* **TRY IT**
Take every line containing "value" from the material and copy it.

* **DATA SUPPLIED**
========

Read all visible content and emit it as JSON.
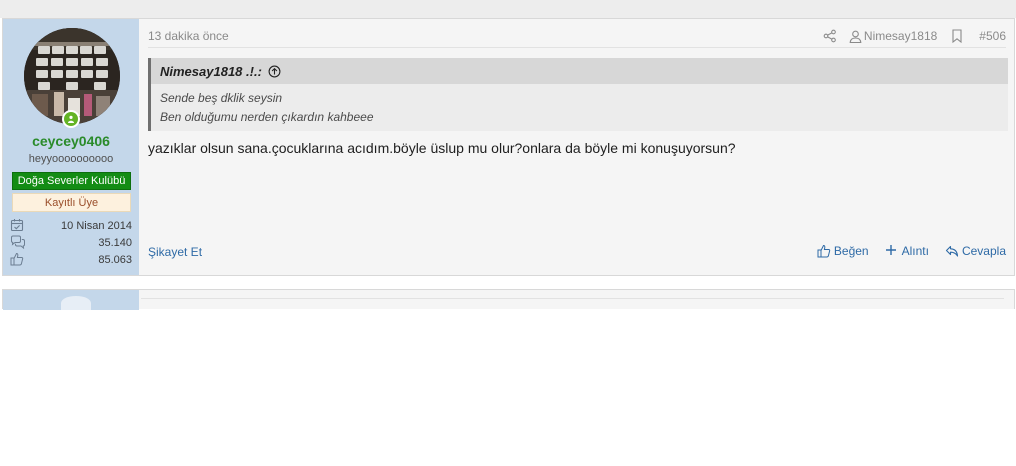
{
  "post": {
    "user": {
      "name": "ceycey0406",
      "title": "heyyoooooooooo",
      "banners": [
        "Doğa Severler Kulübü",
        "Kayıtlı Üye"
      ],
      "stats": [
        {
          "icon": "calendar-check-icon",
          "value": "10 Nisan 2014"
        },
        {
          "icon": "comments-icon",
          "value": "35.140"
        },
        {
          "icon": "thumbs-up-icon",
          "value": "85.063"
        }
      ],
      "online": true
    },
    "time": "13 dakika önce",
    "author_ref": "Nimesay1818",
    "post_number": "#506",
    "quote": {
      "author": "Nimesay1818 .!.:",
      "lines": [
        "Sende beş dklik seysin",
        "Ben olduğumu nerden çıkardın kahbeee"
      ]
    },
    "message": "yazıklar olsun sana.çocuklarına acıdım.böyle üslup mu olur?onlara da böyle mi konuşuyorsun?",
    "report_label": "Şikayet Et",
    "actions": {
      "like": "Beğen",
      "quote": "Alıntı",
      "reply": "Cevapla"
    }
  },
  "colors": {
    "user_panel": "#c4d7ea",
    "username": "#2a8b2a",
    "banner_green": "#138c14",
    "banner_light": "#fdf1de",
    "link": "#2e6aa6",
    "online": "#63b324"
  }
}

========

* **TASK OUTPUT**
          "value": "10 Nisan 2014"
          "value": "35.140"
          "value": "85.063"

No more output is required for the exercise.